Monday, February 25, 2019
Go ahead & build your wall; Americans will still love drugs
I think one of the most surprising aspects of my life to many of my friends is that I never became what the propaganda films used to call a “dope fiend.”
I don’t do drugs. Never snorted coke, tried LSD or was tempted to stick a needle in a vein.
And I rarely smoke pot. I’ve never even gotten high.
I’ve tried many, many times, but my efforts usually come to an inglorious end when I break down into a coughing fit — red eyes watering, nose running, errant spit sailing from my lips — a literal buzz kill to gaze upon.
I’ve never understood it. I smoke and enjoy robust cigars, but marijuana smoke has always made me gag.
I think maybe it’s God’s way of telling me I don’t need to add to my already ample roster of self-indulgent vices. Or maybe He needs at least one living, breathing example of what I audaciously believe I am becoming:
The last happy drug-free man in America.
I’m thinking of all this because I’ve been invited to do a brief commencement address June 6 for an area high school for troubled youth. And let’s be honest: all youth today — at least the aware ones — are in some way troubled. These are very troubling times.
I laughed when I heard Kentucky Gov. Matt Bevin declare based on an increasing number of snow days our kids are getting soft.
Soft? I wish it wasn’t so but we’re raising a generation of battle-hardened warriors. Since Sandy Hook in 2012, 438 innocents have been shot in American schools.
We give our graduates diplomas. Hell, we ought to give ‘em combat medals.
Stopping drugs from coming over the border, we’re told, is one of the key reasons we need to build the wall. Because drugs are deadly. Drugs are bad.
To me, the argument means wall-advocating capitalists have forgotten a key element of basic capitalism and that is …
Americans love drugs!
Trump wants to keep drugs out of the country while many of us, including those who support him, want to keep drugs in a convenient place in case the day needs a little pharmaceutical softening.
You could build a great, big beautiful wall clear up to the jet stream and, guaranteed, people will still crave drugs and die for the high.
Because, yes, drugs are bad, but so is disappointment, loneliness and the death of hope.
I can only guess there’s no real money to be made in finding ways to make people not need drugs, as opposed to depriving them of drugs.
So who’s to blame?
High school commencement speakers!
They urge graduates to strive, to achieve, to succeed.
A test: Ask any nearby youth what he or she wants to be when they grow up. They want to grow up to be doctors, attorneys, engineers, etc.
Guaranteed, not one of them will say when they grow up they want to be happy.
Author/philosopher Robert Louis Stevenson said, “There is no duty we so underrate as our duty to be happy.”
Being happy is just not part of our national mindset, certainly not the priority that becoming affluent (good) or obscenely rich (better) is.
Striving to be Type A is in our DNA. It sets our children up for disappointment, feelings of failure and for some a narcotic escape.
I intend to share my bedrock belief that being happy isn’t as important as always trying to be happy.
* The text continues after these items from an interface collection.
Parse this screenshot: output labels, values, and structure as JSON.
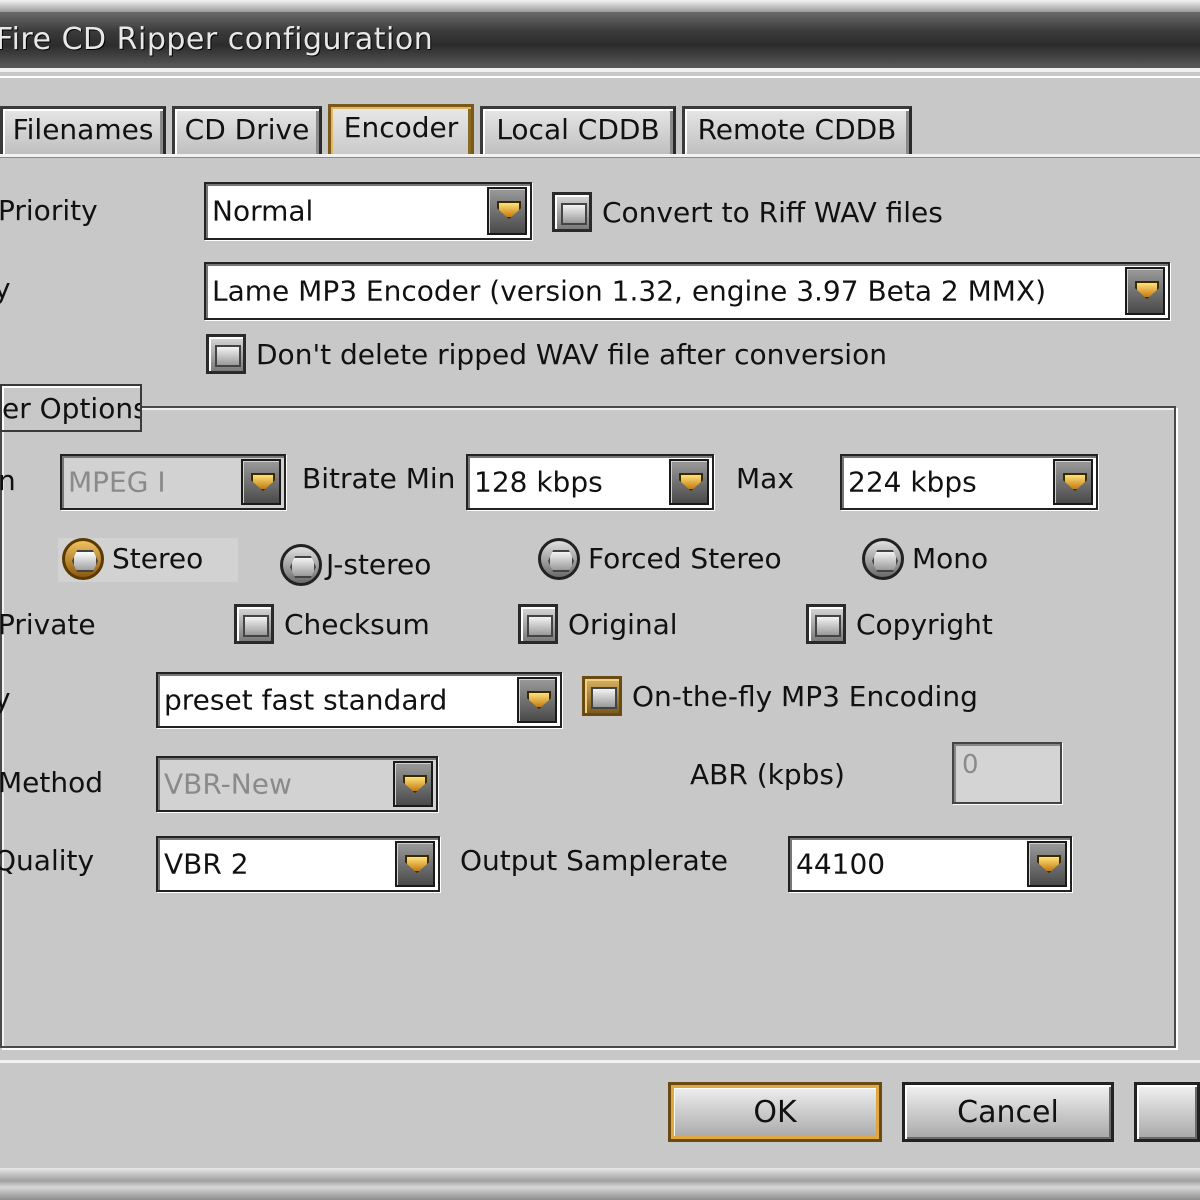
{
  "window": {
    "title": "Fire CD Ripper configuration"
  },
  "tabs": [
    {
      "label": "Filenames"
    },
    {
      "label": "CD Drive"
    },
    {
      "label": "Encoder"
    },
    {
      "label": "Local CDDB"
    },
    {
      "label": "Remote CDDB"
    }
  ],
  "active_tab": "Encoder",
  "top": {
    "priority_label": "Priority",
    "priority_value": "Normal",
    "convert_riff_label": "Convert to Riff WAV files",
    "encoder_label": "y",
    "encoder_value": "Lame MP3 Encoder (version 1.32, engine 3.97 Beta 2 MMX)",
    "dont_delete_label": "Don't delete ripped WAV file after conversion"
  },
  "group": {
    "title": "er Options",
    "version_label": "n",
    "version_value": "MPEG I",
    "bitrate_min_label": "Bitrate Min",
    "bitrate_min_value": "128 kbps",
    "max_label": "Max",
    "max_value": "224 kbps",
    "modes": {
      "stereo": "Stereo",
      "jstereo": "J-stereo",
      "forced": "Forced Stereo",
      "mono": "Mono"
    },
    "selected_mode": "Stereo",
    "private_label": "Private",
    "checksum_label": "Checksum",
    "original_label": "Original",
    "copyright_label": "Copyright",
    "preset_label": "y",
    "preset_value": "preset fast standard",
    "onthefly_label": "On-the-fly MP3 Encoding",
    "method_label": "Method",
    "method_value": "VBR-New",
    "abr_label": "ABR (kpbs)",
    "abr_value": "0",
    "quality_label": "Quality",
    "quality_value": "VBR 2",
    "samplerate_label": "Output Samplerate",
    "samplerate_value": "44100"
  },
  "buttons": {
    "ok": "OK",
    "cancel": "Cancel"
  },
  "colors": {
    "accent_gold": "#c47a10",
    "titlebar": "#2c2c2c",
    "face": "#c8c8c8"
  }
}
Happiness can be snatched away. Always trying makes happy a habit.
And, yes, that line is No. 516 in my “Crayons!” deluxe book which I’ll be so heavily referencing many of the graduates will confuse my commencement address for an authorial infomercial.
What can I say? Selling my books to a captive audience makes me very happy.
I’m sure many of you think I’m hoping my talk will go so well I’ll be besieged with offers to speak at other schools.
No, my hope is that a prestigious school district hears about my message and by unanimous acclaim makes me their 9-to-5 superintendent.
I’ll promote a program that teaches our children that you don’t have to pursue some Type A occupation to be happy.
You can be like me, an, oh, about a Type M person — that is Type M when he’s between afternoon naps.
We don’t need yet another generation of youth aspiring to grow up to be attorneys, doctors, politicians, etc.
We need young men and women to aspire to be happy, and to understand that being happy shouldn’t be considered an occupational fluke.
It should be considered an obligation.